Window to a brighter future

Another milestone in the regeneration of a landmark building in Irvine has been reached with the reinstatement of the stunning stained glass windows in the A-listed Trinity Church.

The refurbishment of Trinity Church is being led by Irvine Bay Regeneration Company with funding from Historic Scotland and North Ayrshire Council. The building, once derelict, is being transformed to provide a stunning development opportunity.


That took a step nearer reality this week with the reinstatement of the West Rose stained glass window – one of the building’s most distinguishing features. 

Patrick Wiggins, Chief Executive of Irvine Bay Regeneration Company, said: “The work at Trinity Church is a key part of the town centre regeneration project we are carrying out in partnership with North Ayrshire Council and other partners.
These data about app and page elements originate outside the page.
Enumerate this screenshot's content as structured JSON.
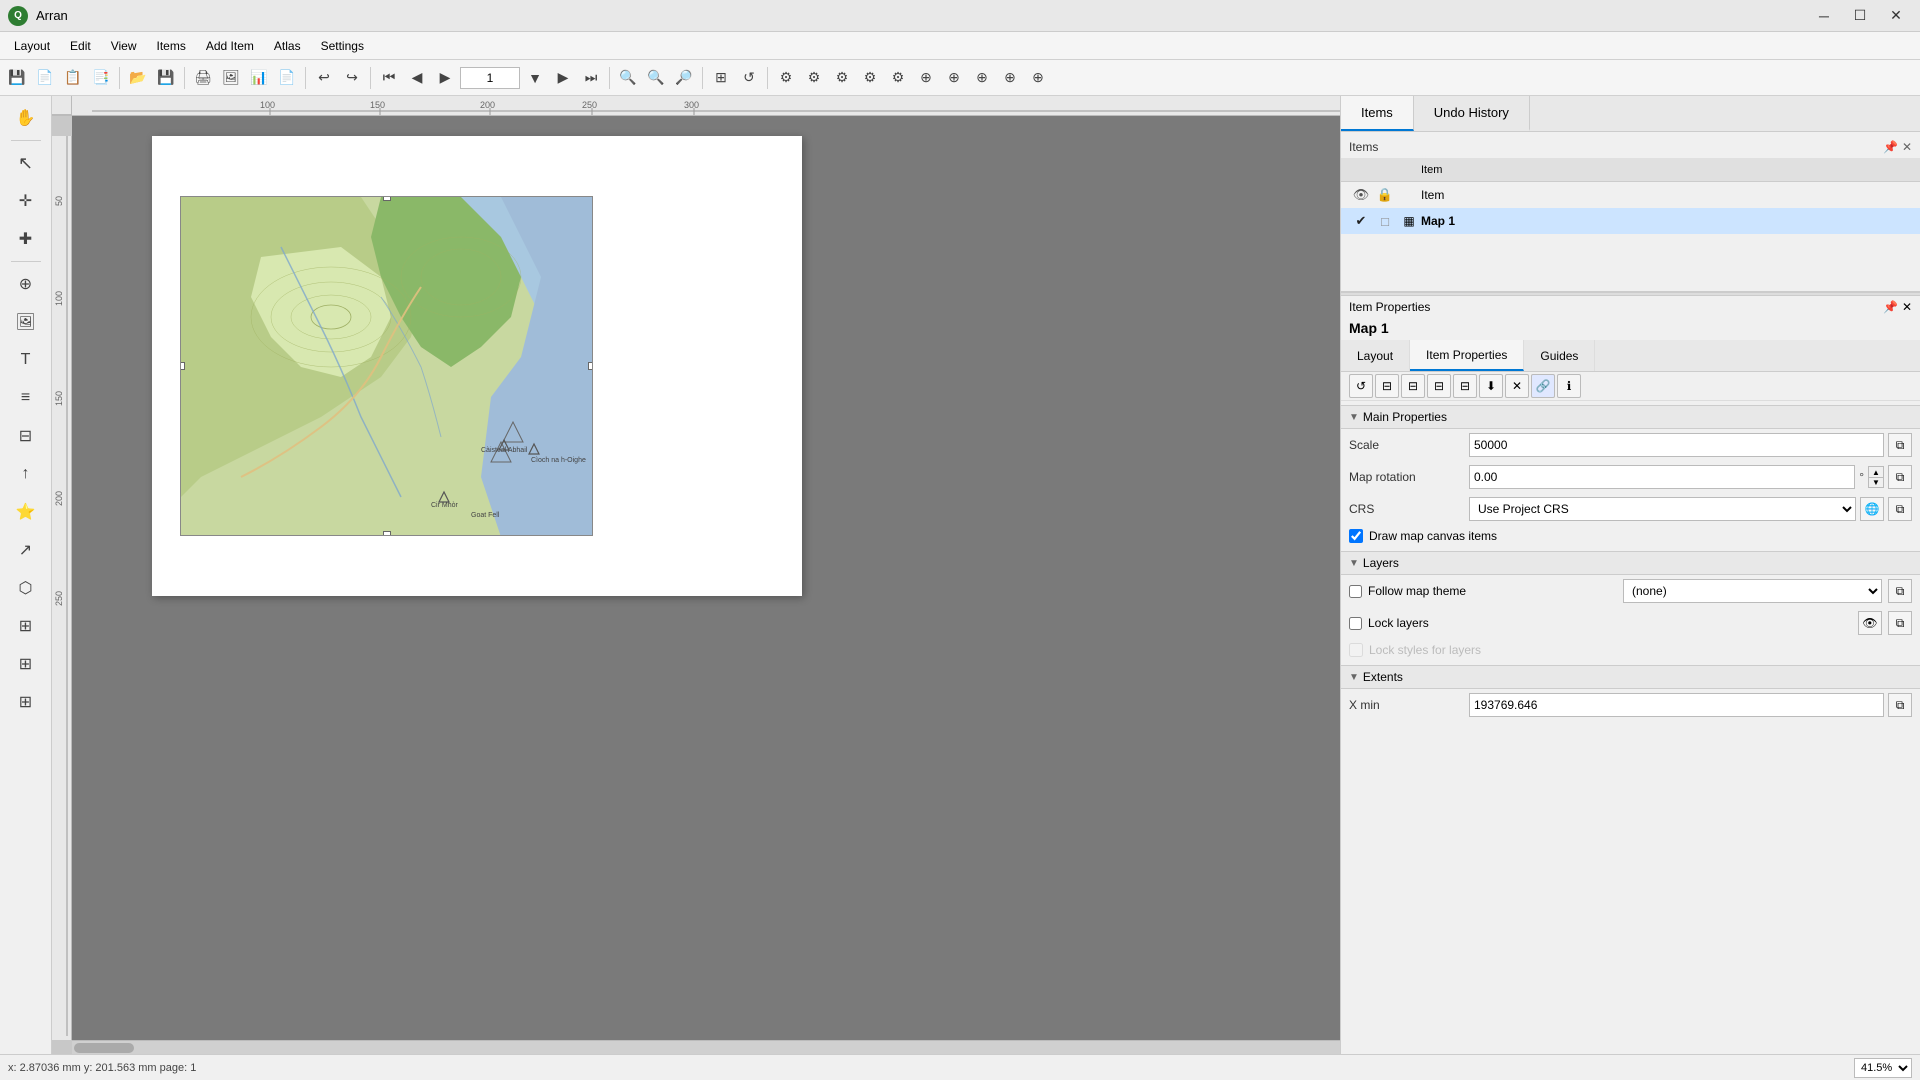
{
  "app": {
    "title": "Arran",
    "logo": "Q"
  },
  "window_controls": {
    "minimize": "─",
    "maximize": "☐",
    "close": "✕"
  },
  "menubar": {
    "items": [
      "Layout",
      "Edit",
      "View",
      "Items",
      "Add Item",
      "Atlas",
      "Settings"
    ]
  },
  "panel_tabs": {
    "items_label": "Items",
    "undo_label": "Undo History"
  },
  "items_panel": {
    "header": "Items",
    "columns": {
      "item_col": "Item"
    },
    "rows": [
      {
        "visible": true,
        "locked": true,
        "icon": "□",
        "name": "Item",
        "selected": false
      },
      {
        "visible": true,
        "locked": false,
        "icon": "▦",
        "name": "Map 1",
        "selected": true
      }
    ]
  },
  "properties": {
    "header": "Item Properties",
    "title": "Map 1",
    "tabs": [
      "Layout",
      "Item Properties",
      "Guides"
    ],
    "active_tab": "Item Properties",
    "toolbar_buttons": [
      "↺",
      "📋",
      "📋",
      "📋",
      "📋",
      "⬇",
      "✕",
      "🔗",
      "ℹ"
    ],
    "sections": {
      "main_properties": {
        "label": "Main Properties",
        "fields": {
          "scale_label": "Scale",
          "scale_value": "50000",
          "map_rotation_label": "Map rotation",
          "map_rotation_value": "0.00",
          "map_rotation_unit": "°",
          "crs_label": "CRS",
          "crs_value": "Use Project CRS",
          "draw_canvas_label": "Draw map canvas items",
          "draw_canvas_checked": true
        }
      },
      "layers": {
        "label": "Layers",
        "follow_map_theme_label": "Follow map theme",
        "follow_map_theme_checked": false,
        "follow_map_theme_value": "(none)",
        "lock_layers_label": "Lock layers",
        "lock_layers_checked": false,
        "lock_styles_label": "Lock styles for layers",
        "lock_styles_checked": false
      },
      "extents": {
        "label": "Extents",
        "x_min_label": "X min",
        "x_min_value": "193769.646"
      }
    }
  },
  "statusbar": {
    "coords": "x: 2.87036 mm y: 201.563 mm page: 1",
    "zoom_value": "41.5%"
  },
  "ruler": {
    "top_ticks": [
      "100",
      "150",
      "200",
      "250",
      "300"
    ],
    "top_positions": [
      290,
      400,
      510,
      615,
      720
    ]
  },
  "icons": {
    "eye": "👁",
    "lock": "🔒",
    "map": "▦",
    "chevron_down": "▼",
    "chevron_right": "▶",
    "refresh": "↺",
    "copy": "⧉",
    "delete": "✕",
    "link": "🔗",
    "info": "ℹ",
    "globe": "🌐",
    "clipboard": "📋"
  }
}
Restoring the window to its former beauty is not only significant to the character of the building, but is also historically important in its own right as it was one of the first public commissions of Daniel Cottier, a highly respected stained glass artist of his time.”

The badly damaged stained glass was removed in July 2011 to stop further deterioration. The removal of the glass was a lengthy process, as the location of each piece of glass had to be recorded prior to removal, to ensure it could be reinstated in the correct position. 

Ranald MacInnes, Head of Heritage Management for Historic Scotland, said: “It is tremendous to witness this next step in this exciting project. The work at Trinity is a great example of how a conservation initiative can bring added value to the wider regeneration of an area. I look forward to seeing the restored glass within the setting of the finished building.”

Grant funding for the repairs to the building was received from Historic Scotland as part of the Irvine Town Centre Conservation Area Regeneration Scheme.